# Try it:
Every line below that contains "Font" is to be copied.

[Opening Provided data section]

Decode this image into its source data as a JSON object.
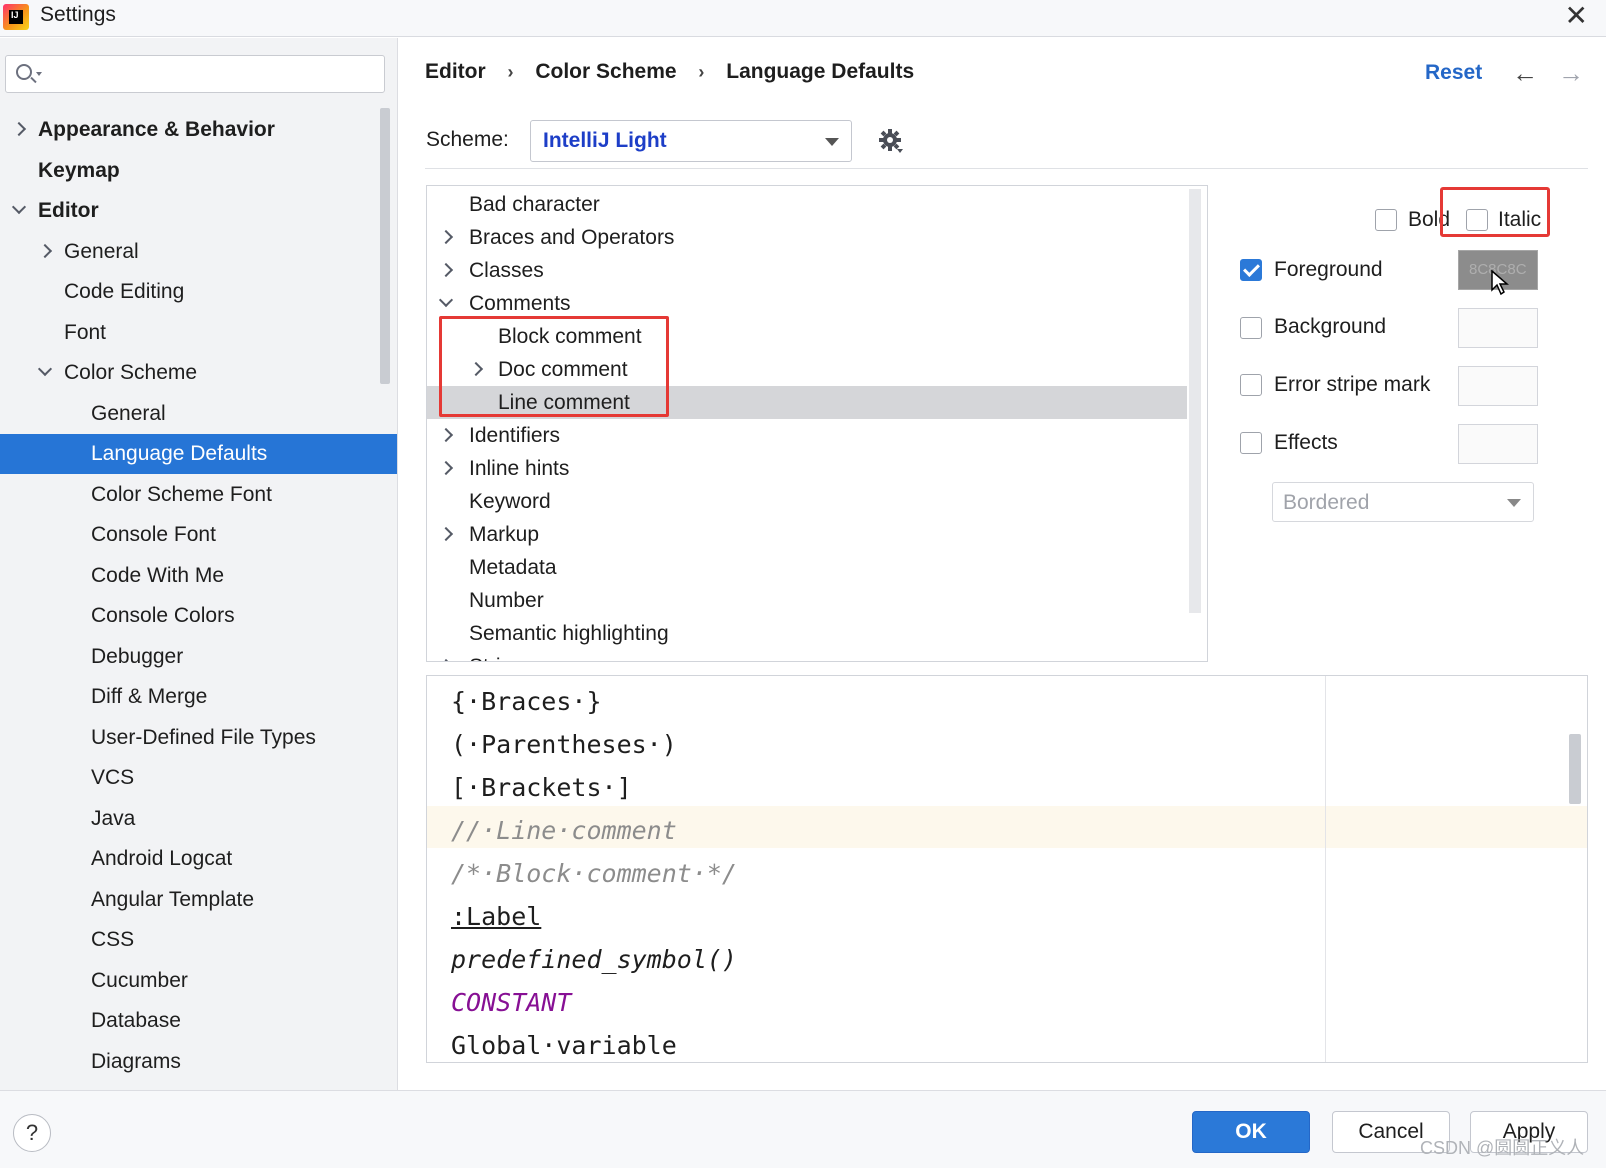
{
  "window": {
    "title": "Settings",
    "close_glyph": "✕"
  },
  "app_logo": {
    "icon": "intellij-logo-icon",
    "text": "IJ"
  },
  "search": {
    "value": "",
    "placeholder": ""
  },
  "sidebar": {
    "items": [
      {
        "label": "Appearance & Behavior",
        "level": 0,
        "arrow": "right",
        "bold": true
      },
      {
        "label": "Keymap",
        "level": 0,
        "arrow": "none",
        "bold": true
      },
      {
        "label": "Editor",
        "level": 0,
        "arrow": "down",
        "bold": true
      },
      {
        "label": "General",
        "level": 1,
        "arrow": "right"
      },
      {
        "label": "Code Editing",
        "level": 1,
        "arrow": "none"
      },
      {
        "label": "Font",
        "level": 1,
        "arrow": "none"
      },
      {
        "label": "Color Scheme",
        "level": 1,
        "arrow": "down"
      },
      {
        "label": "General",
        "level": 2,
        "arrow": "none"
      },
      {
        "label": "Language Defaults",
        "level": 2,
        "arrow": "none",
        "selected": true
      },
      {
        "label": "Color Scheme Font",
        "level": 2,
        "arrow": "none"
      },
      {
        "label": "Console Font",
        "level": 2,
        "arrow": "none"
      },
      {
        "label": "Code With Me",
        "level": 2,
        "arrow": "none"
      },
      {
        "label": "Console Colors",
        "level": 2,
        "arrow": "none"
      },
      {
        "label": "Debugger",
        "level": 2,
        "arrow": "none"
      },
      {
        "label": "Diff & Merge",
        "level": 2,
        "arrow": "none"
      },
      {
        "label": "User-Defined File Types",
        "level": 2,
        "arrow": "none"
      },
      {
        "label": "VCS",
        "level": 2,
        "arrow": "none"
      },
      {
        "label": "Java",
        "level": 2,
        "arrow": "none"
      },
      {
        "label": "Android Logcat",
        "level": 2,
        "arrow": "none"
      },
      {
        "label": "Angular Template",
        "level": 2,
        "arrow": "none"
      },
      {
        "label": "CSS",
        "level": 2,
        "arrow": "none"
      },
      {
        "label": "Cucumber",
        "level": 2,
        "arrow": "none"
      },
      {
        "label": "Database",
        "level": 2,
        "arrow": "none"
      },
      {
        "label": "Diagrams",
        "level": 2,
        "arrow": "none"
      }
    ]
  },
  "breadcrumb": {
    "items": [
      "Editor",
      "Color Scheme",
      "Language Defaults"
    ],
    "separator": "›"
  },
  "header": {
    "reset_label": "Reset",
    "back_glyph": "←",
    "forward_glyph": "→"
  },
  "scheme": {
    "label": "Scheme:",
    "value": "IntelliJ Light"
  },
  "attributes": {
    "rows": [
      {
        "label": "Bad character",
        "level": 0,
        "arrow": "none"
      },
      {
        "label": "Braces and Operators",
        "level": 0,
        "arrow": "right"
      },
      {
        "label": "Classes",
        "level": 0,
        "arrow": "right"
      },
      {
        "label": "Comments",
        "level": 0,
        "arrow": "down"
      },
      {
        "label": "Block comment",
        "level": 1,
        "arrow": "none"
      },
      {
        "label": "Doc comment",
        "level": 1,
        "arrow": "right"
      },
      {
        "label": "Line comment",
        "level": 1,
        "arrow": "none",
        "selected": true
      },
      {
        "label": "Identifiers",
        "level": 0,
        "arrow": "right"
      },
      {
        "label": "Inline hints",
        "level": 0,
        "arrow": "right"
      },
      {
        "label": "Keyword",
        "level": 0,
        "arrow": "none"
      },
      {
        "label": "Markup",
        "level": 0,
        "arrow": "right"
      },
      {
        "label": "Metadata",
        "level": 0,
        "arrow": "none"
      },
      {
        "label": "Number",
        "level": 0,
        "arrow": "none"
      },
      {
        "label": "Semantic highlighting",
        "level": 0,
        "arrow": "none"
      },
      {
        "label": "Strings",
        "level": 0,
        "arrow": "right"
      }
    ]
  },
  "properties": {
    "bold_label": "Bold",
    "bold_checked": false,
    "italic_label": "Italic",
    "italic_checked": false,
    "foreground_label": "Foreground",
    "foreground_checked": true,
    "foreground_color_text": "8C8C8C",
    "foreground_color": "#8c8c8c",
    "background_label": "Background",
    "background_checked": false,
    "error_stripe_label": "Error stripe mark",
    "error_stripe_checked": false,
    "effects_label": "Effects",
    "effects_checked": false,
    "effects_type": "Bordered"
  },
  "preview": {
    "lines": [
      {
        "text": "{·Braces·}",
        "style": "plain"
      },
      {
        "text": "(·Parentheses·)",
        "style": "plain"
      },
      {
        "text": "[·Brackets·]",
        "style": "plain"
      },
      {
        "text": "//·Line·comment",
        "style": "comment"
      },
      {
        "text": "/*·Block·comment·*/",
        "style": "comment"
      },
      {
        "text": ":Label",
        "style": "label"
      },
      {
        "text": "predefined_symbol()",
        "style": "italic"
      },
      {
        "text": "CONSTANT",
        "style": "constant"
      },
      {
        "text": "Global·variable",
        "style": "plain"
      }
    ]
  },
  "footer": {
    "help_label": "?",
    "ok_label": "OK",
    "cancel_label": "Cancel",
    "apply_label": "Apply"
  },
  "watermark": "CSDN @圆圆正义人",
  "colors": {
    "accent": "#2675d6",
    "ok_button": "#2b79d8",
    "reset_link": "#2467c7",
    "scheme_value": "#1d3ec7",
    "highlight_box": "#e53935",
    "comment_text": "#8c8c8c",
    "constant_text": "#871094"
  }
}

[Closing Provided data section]
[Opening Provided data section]

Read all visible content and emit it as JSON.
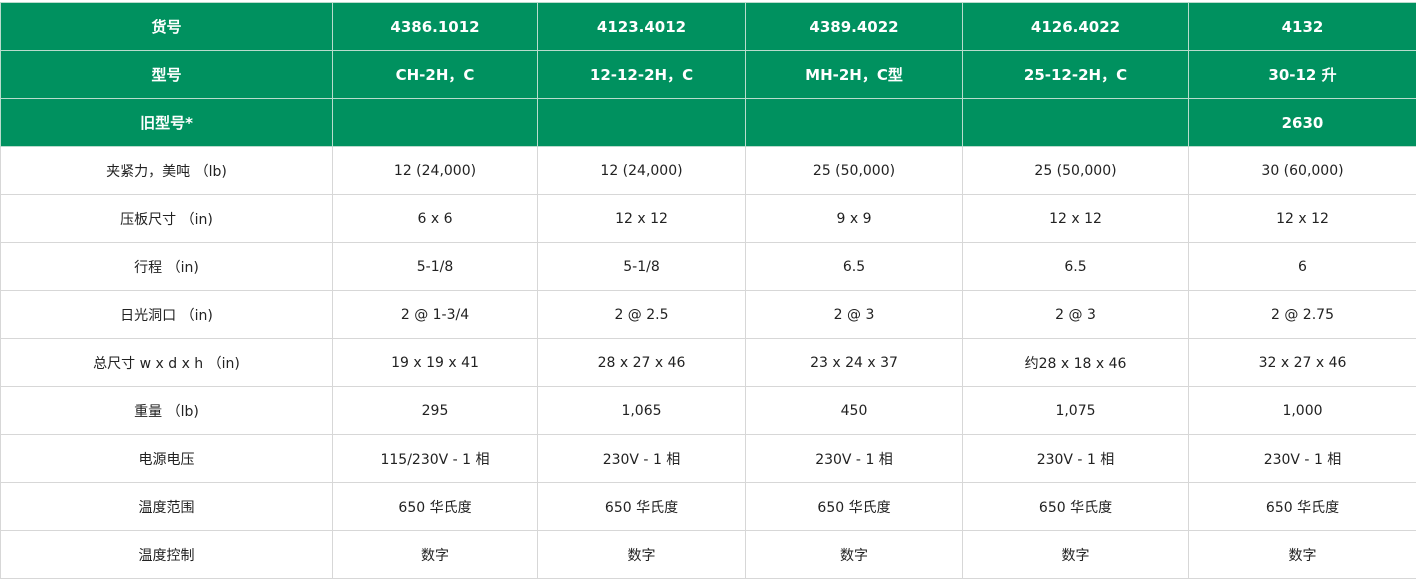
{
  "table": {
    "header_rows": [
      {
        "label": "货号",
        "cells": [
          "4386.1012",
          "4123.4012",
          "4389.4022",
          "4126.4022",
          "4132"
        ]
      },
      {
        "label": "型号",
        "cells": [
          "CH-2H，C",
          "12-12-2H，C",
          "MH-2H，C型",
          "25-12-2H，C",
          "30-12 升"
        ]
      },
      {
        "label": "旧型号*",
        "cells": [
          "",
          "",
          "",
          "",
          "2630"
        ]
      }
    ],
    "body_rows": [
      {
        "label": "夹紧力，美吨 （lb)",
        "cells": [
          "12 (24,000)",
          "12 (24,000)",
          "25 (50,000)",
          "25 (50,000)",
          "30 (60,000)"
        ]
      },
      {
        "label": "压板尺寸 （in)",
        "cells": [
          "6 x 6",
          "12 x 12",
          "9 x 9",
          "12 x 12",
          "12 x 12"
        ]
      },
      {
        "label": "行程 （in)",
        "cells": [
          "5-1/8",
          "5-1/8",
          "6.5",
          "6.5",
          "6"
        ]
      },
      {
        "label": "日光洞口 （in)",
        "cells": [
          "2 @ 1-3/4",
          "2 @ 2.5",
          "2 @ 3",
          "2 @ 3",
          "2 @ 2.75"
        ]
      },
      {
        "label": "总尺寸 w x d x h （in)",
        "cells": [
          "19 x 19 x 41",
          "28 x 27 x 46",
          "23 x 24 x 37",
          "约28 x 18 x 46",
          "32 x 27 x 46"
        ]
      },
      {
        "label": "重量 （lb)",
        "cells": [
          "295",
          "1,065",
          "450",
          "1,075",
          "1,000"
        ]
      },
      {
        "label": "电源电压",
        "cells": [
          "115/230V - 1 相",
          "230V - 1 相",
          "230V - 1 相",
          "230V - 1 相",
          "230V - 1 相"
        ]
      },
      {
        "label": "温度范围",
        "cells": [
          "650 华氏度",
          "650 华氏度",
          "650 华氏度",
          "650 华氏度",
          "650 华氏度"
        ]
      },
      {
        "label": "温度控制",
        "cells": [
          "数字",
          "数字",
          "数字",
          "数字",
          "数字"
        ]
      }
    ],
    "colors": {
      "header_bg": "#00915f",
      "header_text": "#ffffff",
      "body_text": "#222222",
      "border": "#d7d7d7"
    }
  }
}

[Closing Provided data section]
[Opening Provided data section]

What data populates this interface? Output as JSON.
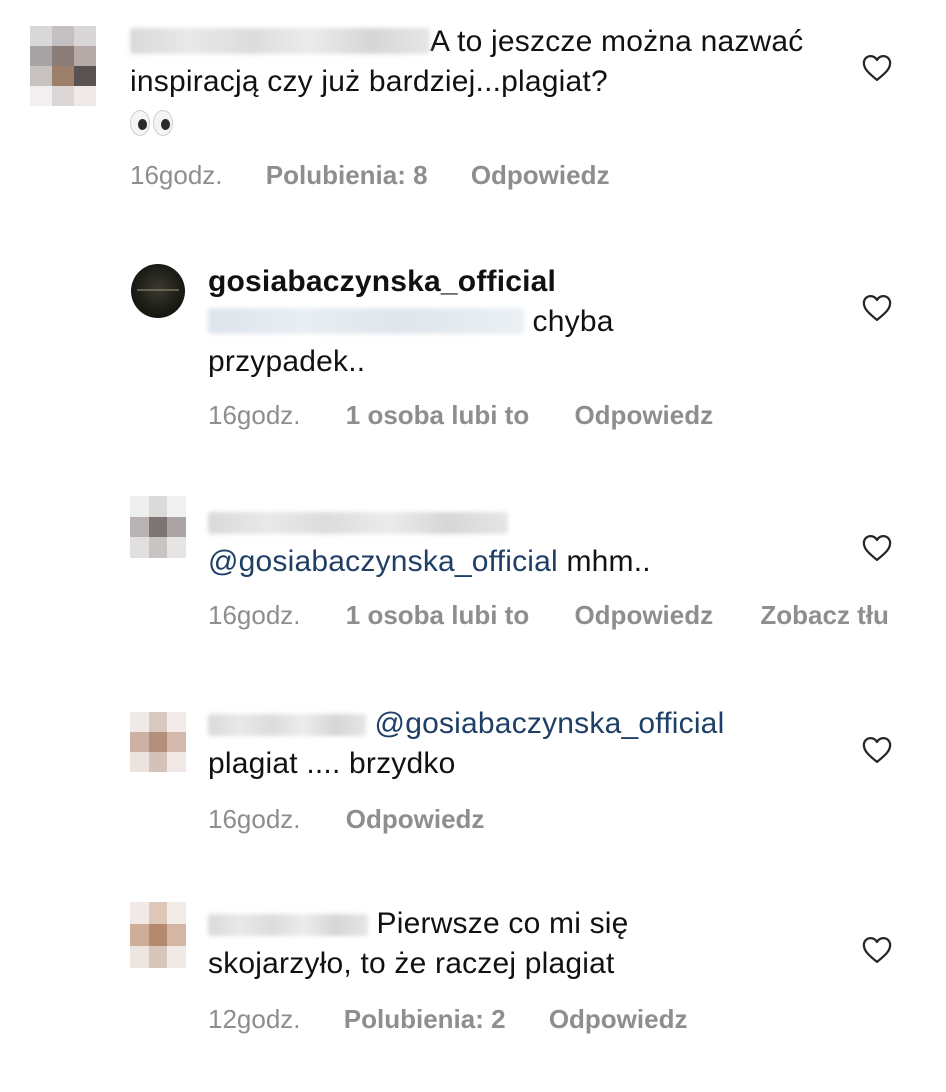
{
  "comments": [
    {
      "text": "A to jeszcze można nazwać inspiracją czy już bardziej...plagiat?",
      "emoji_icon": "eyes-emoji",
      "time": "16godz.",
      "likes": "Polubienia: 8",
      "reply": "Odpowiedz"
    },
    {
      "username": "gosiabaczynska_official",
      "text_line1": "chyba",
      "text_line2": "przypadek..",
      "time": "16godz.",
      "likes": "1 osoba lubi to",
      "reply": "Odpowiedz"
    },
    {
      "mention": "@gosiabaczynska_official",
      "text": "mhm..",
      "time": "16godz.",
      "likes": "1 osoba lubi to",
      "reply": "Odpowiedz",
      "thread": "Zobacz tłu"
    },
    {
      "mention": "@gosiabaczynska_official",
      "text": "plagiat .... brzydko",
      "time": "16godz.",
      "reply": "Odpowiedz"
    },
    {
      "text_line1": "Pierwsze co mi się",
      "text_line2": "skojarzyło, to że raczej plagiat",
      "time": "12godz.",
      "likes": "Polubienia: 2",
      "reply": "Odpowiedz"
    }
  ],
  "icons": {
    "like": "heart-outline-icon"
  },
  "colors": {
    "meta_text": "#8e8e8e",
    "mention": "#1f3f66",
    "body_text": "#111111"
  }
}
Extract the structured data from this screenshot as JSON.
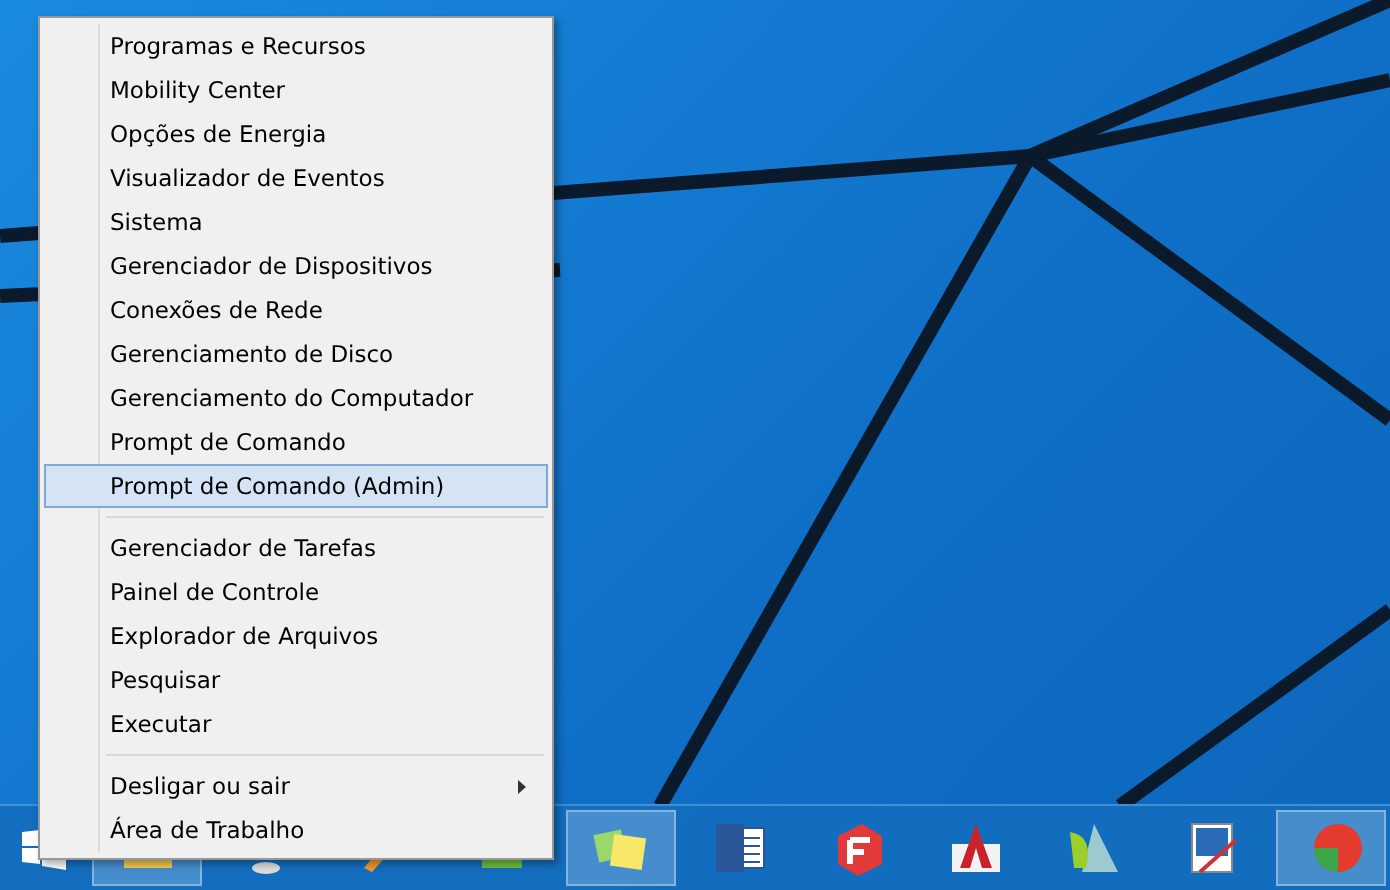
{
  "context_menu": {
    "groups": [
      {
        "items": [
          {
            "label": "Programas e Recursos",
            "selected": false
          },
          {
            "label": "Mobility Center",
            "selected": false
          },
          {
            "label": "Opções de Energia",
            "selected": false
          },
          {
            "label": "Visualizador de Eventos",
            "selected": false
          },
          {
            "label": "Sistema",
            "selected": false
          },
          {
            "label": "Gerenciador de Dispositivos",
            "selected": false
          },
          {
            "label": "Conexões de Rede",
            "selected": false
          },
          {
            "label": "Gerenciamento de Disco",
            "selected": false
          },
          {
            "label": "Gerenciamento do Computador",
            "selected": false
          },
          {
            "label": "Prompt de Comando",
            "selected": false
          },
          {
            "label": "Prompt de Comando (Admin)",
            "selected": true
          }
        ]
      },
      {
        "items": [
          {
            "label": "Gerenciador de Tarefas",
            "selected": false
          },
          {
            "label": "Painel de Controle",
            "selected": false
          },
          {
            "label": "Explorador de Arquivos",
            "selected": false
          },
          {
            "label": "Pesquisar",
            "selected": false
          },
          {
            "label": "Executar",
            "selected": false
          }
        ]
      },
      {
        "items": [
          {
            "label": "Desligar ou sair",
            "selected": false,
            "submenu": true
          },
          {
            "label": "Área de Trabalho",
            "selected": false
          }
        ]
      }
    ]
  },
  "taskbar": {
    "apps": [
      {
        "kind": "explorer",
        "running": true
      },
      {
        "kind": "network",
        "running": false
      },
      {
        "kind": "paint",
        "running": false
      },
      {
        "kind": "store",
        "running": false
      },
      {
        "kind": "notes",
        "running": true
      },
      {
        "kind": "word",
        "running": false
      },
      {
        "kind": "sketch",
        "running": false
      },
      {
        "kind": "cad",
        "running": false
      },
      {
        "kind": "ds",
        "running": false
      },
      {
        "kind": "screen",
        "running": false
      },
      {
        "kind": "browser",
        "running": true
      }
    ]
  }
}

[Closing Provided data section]

# Answer box:
        "label": "Font",
        "label": "Color Scheme Font",
        "label": "Console Font",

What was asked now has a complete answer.